**To do:**
Below are entries; count the lines containing the string "телефона". The answer is that number alone.

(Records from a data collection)
---
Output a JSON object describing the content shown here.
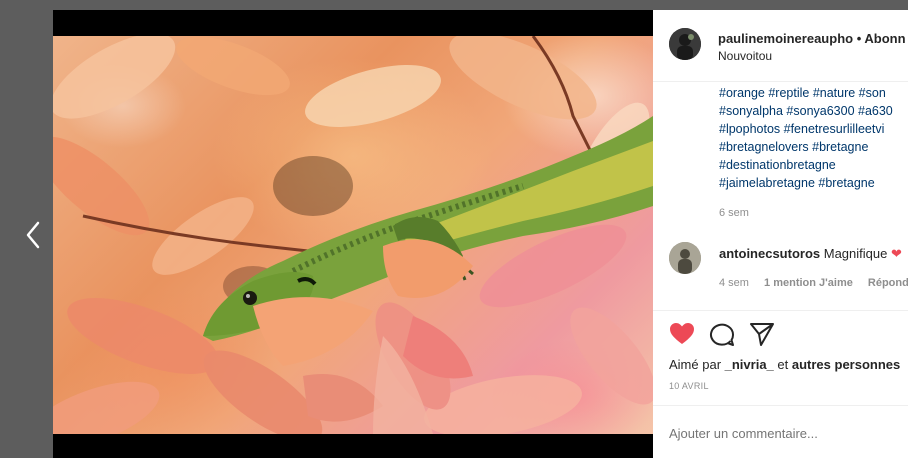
{
  "post": {
    "username": "paulinemoinereaupho",
    "separator": " • ",
    "follow_label": "Abonn",
    "location": "Nouvoitou"
  },
  "caption": {
    "hashtag_lines": [
      "#orange #reptile #nature #son",
      "#sonyalpha #sonya6300 #a630",
      "#lpophotos #fenetresurlilleetvi",
      "#bretagnelovers #bretagne",
      "#destinationbretagne",
      "#jaimelabretagne #bretagne"
    ],
    "time": "6 sem"
  },
  "comment": {
    "username": "antoinecsutoros",
    "text": "Magnifique",
    "emoji": "❤",
    "time": "4 sem",
    "likes": "1 mention J'aime",
    "reply": "Répond"
  },
  "engagement": {
    "liked_by_prefix": "Aimé par ",
    "liked_by_user": "_nivria_",
    "liked_by_mid": " et ",
    "liked_by_others": "autres personnes",
    "date": "10 AVRIL"
  },
  "add_comment": {
    "placeholder": "Ajouter un commentaire..."
  },
  "icons": {
    "prev": "chevron-left-icon",
    "like": "heart-filled-icon",
    "comment": "comment-bubble-icon",
    "share": "paper-plane-icon"
  },
  "colors": {
    "like_red": "#ed4956",
    "hashtag_blue": "#00376b",
    "overlay": "#5d5d5d"
  }
}
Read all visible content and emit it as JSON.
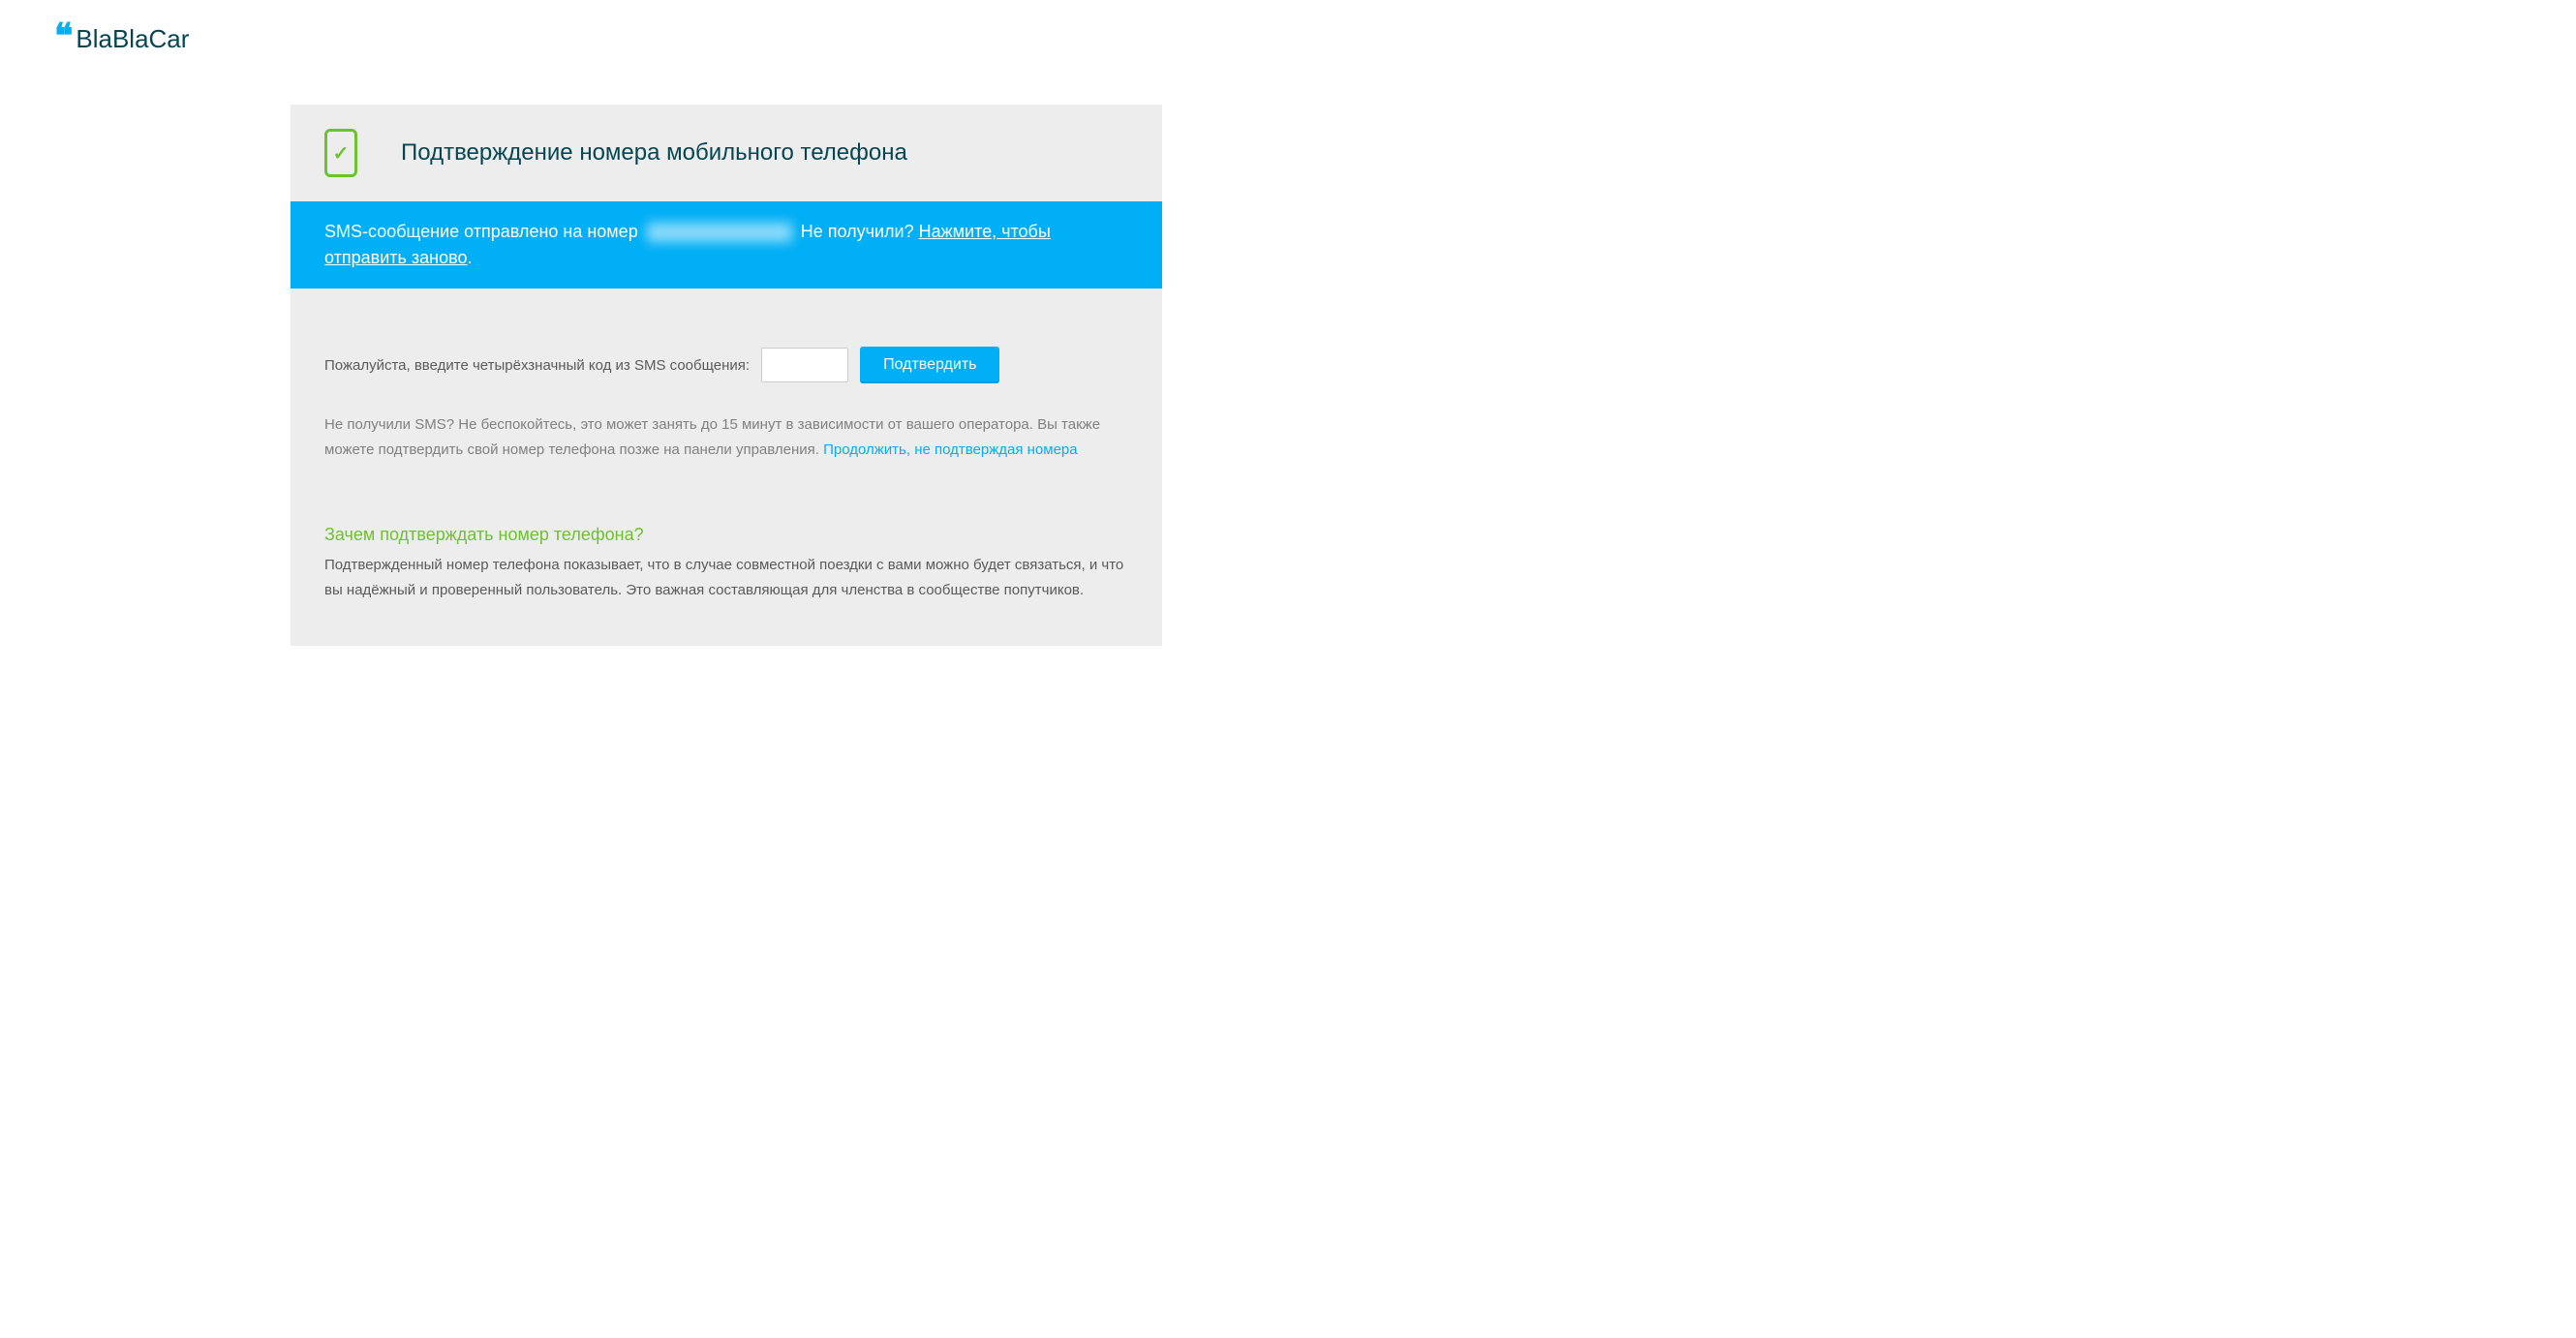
{
  "brand": {
    "name": "BlaBlaCar"
  },
  "header": {
    "title": "Подтверждение номера мобильного телефона"
  },
  "banner": {
    "text_before": "SMS-сообщение отправлено на номер ",
    "text_after": " Не получили? ",
    "resend_link": "Нажмите, чтобы отправить заново",
    "period": "."
  },
  "form": {
    "label": "Пожалуйста, введите четырёхзначный код из SMS сообщения:",
    "confirm_button": "Подтвердить"
  },
  "help": {
    "text": "Не получили SMS? Не беспокойтесь, это может занять до 15 минут в зависимости от вашего оператора. Вы также можете подтвердить свой номер телефона позже на панели управления. ",
    "continue_link": "Продолжить, не подтверждая номера"
  },
  "why": {
    "title": "Зачем подтверждать номер телефона?",
    "text": "Подтвержденный номер телефона показывает, что в случае совместной поездки с вами можно будет связаться, и что вы надёжный и проверенный пользователь. Это важная составляющая для членства в сообществе попутчиков."
  }
}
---
**Problem solution:**
4